Some aspects of the Danish government’s new tax agreement are problematic for Danish research, argues Rector Brian Bech Nielsen.

Recently, the Danish government entered into a tax agreement with the Danish People's Party. According to one provision in the agreement, both internationals and Danish citizens must have lived in Denmark or an EU/EEA country for six of the past seven years in order to earn the right to social security benefits in Denmark.

This means that researchers who take up residence abroad for more than one year in countries which offer world-class research opportunities – such as the USA, Canada or China - are not entitled to unemployment benefit when they get home. This also applies to any accompanying family members.

This provision is antithetical to the global nature of academia. As a researcher, you are part of an international exchange in which the free circulation of knowledge and ideas is a necessary condition for high quality. And because Denmark is a small country, it is particularly vital that we acknowledge the necessity of this exchange. And that we continue to derive the full benefit from our participation in it. This means that we must encourage researchers, particularly early career researchers, to travel and study abroad, acquiring experience and connections in the world’s strongest research groups – many of which happen to be located outside the EU. And we know from experience that many of these researchers will ultimately return to Denmark, where their contributions will strengthen Danish research in decisive ways.

Internationalisation is not a goal in itself. But internationalisation is a necessary condition for achieving the high level of research excellence which a position among the world’s leading universities requires.

This fact is also reflected by the seven norms for recruitment which Aarhus University recently adopted after a comprehensive internal consultation process. The norms make it explicit that we consider experience from strong research groups outside Denmark from all over the world to be an asset.

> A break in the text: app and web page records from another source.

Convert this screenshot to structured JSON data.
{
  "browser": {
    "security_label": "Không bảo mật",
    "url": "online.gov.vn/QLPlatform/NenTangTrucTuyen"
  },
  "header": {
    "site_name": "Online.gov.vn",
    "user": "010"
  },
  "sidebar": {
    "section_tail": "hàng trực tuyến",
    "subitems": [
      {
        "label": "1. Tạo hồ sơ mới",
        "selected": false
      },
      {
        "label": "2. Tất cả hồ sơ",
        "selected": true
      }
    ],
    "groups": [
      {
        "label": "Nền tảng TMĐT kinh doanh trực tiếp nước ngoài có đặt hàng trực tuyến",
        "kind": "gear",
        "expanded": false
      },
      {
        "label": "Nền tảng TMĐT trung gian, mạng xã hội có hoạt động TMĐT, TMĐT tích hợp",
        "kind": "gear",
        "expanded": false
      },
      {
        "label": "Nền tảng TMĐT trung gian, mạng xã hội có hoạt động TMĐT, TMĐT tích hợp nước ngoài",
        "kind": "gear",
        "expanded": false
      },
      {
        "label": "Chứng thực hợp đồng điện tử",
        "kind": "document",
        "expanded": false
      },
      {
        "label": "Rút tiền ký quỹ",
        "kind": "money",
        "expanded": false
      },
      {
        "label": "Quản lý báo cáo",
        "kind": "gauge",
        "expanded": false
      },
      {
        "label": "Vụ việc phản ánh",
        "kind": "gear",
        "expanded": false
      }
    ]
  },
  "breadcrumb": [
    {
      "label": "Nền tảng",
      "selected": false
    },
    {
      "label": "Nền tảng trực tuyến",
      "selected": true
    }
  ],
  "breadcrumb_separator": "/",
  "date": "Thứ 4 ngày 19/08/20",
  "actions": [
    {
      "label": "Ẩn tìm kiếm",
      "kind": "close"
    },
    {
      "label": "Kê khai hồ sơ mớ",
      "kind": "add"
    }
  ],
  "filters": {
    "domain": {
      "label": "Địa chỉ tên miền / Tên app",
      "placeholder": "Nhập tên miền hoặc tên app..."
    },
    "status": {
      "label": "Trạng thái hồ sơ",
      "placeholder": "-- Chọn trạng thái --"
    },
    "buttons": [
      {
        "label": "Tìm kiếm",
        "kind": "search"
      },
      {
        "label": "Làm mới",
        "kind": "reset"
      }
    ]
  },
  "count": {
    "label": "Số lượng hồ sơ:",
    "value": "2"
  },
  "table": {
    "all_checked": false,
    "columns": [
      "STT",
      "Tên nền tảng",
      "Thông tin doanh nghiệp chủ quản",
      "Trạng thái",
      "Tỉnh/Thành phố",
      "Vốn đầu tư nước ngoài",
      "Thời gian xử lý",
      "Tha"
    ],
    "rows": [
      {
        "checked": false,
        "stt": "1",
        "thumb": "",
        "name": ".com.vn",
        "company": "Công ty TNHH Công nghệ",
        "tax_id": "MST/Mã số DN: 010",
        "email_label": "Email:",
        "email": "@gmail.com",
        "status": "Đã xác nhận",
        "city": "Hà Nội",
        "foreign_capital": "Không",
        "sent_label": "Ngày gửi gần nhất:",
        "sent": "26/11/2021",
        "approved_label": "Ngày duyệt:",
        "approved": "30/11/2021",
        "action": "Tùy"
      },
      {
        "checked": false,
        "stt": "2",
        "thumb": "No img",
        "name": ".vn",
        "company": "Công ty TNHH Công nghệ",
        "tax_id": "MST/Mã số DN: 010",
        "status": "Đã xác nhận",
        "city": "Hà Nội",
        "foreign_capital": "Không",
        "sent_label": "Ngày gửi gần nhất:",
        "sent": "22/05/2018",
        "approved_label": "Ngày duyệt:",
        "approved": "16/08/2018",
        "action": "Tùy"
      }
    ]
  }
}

The recently concluded tax agreement does not encourage this possibility – on the contrary, it may pressure researchers to remain in Europe when planning a research stay abroad. If this happens, it will have pronounced harmful effects on the standard of research excellence in Denmark.